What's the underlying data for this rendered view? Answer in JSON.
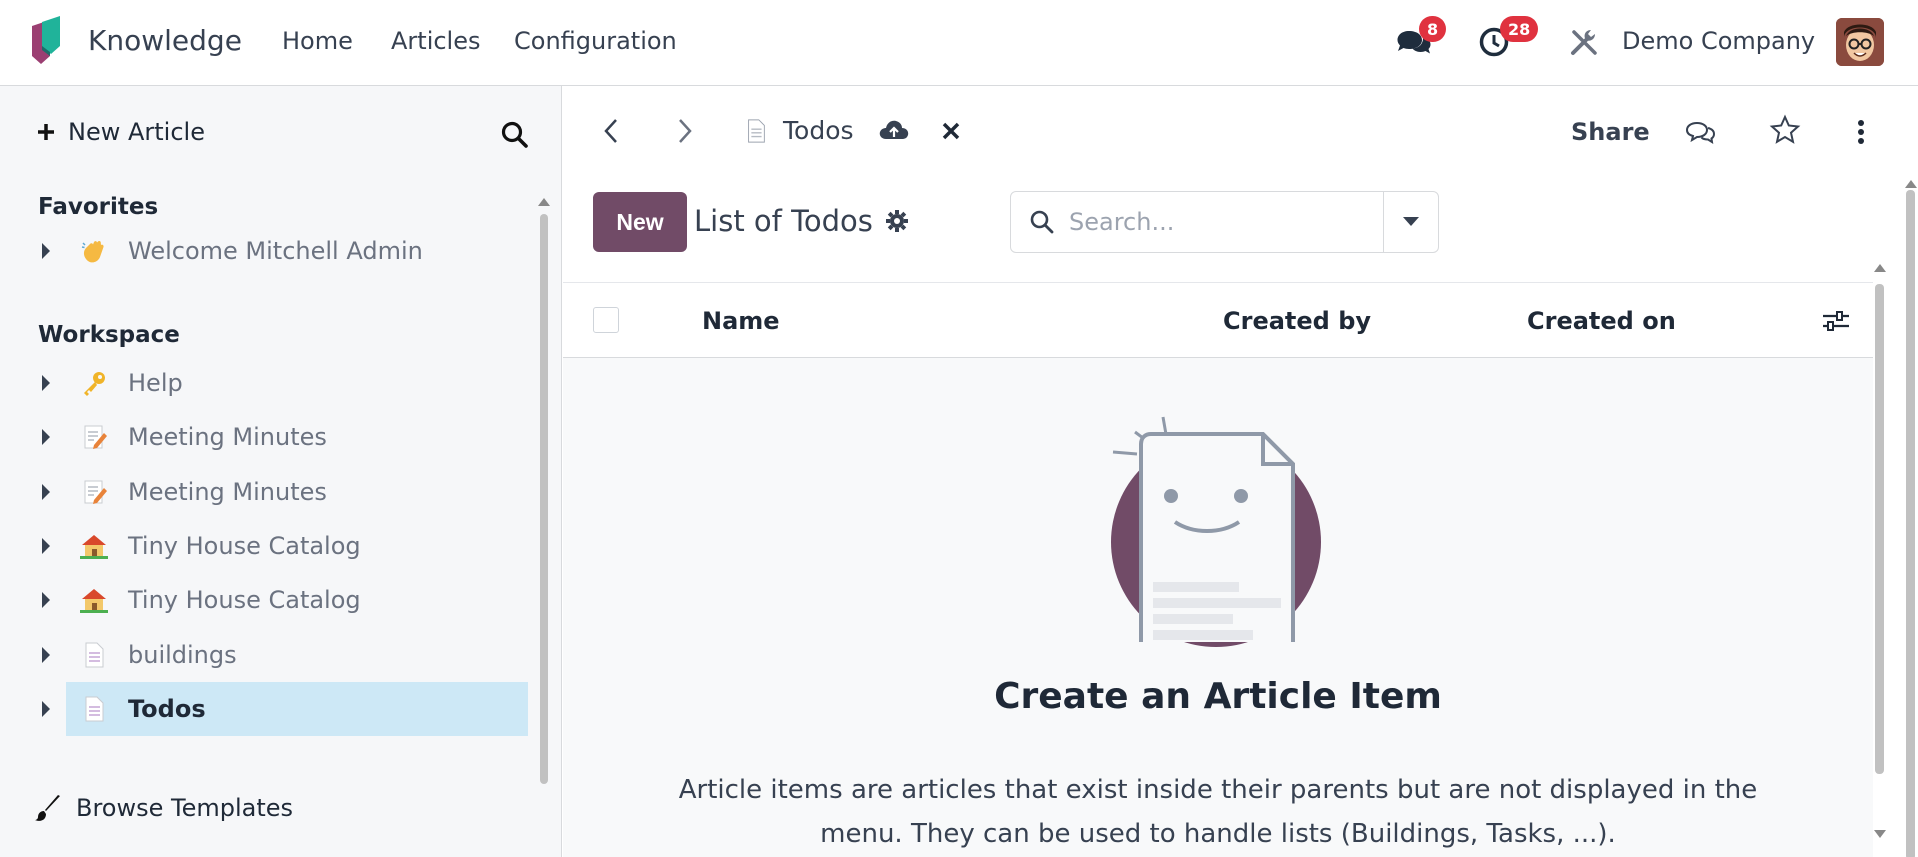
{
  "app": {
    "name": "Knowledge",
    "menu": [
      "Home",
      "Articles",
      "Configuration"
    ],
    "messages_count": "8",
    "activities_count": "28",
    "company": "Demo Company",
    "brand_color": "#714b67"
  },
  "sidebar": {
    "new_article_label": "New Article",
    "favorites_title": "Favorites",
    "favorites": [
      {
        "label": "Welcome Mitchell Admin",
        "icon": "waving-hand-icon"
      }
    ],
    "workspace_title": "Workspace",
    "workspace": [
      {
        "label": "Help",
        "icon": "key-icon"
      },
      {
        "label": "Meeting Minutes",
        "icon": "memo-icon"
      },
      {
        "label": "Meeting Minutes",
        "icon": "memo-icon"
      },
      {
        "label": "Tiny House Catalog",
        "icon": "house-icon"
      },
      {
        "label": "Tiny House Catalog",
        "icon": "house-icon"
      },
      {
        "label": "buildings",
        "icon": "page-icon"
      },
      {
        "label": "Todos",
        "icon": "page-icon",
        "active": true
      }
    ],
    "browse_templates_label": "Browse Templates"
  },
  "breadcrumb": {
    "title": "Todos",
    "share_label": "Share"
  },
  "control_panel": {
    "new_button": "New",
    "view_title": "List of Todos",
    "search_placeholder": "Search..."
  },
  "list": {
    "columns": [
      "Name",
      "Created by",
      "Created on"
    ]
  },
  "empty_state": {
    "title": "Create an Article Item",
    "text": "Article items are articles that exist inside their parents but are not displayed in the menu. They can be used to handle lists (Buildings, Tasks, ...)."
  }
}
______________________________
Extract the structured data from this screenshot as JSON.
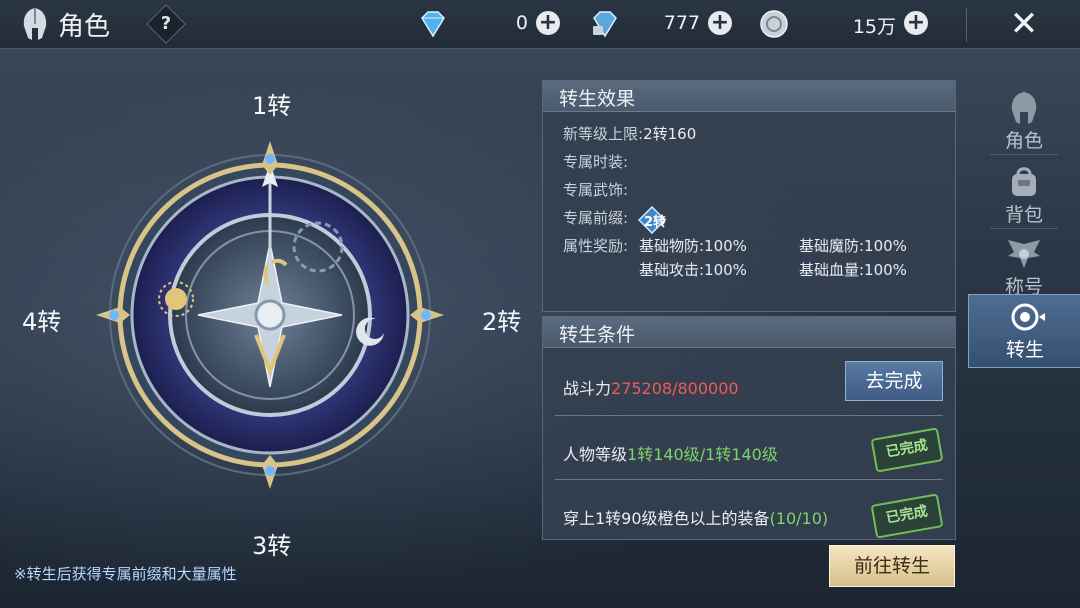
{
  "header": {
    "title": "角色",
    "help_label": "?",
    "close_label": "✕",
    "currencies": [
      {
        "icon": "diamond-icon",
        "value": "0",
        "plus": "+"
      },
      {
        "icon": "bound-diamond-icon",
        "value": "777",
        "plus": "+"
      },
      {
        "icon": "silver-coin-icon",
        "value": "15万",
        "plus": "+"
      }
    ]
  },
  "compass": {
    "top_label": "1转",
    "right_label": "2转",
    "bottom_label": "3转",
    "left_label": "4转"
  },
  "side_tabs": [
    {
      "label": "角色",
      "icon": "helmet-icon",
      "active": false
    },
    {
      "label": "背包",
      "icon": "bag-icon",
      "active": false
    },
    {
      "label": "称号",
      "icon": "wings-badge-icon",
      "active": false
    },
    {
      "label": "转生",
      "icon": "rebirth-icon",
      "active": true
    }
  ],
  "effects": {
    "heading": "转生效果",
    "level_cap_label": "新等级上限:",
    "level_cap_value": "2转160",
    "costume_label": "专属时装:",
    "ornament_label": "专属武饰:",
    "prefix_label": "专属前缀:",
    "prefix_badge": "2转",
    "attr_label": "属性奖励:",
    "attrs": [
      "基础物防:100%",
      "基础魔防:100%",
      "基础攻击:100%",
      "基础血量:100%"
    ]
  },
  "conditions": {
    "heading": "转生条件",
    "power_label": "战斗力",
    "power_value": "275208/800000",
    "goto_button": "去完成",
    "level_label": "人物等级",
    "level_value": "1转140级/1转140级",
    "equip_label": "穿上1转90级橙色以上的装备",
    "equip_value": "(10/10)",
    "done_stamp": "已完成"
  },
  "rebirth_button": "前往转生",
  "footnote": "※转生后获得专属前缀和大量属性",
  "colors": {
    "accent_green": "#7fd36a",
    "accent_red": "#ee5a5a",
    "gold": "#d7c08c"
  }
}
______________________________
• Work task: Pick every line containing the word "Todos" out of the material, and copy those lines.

• Task answer:
        "label": "Todos",
    "title": "Todos",
    "view_title": "List of Todos",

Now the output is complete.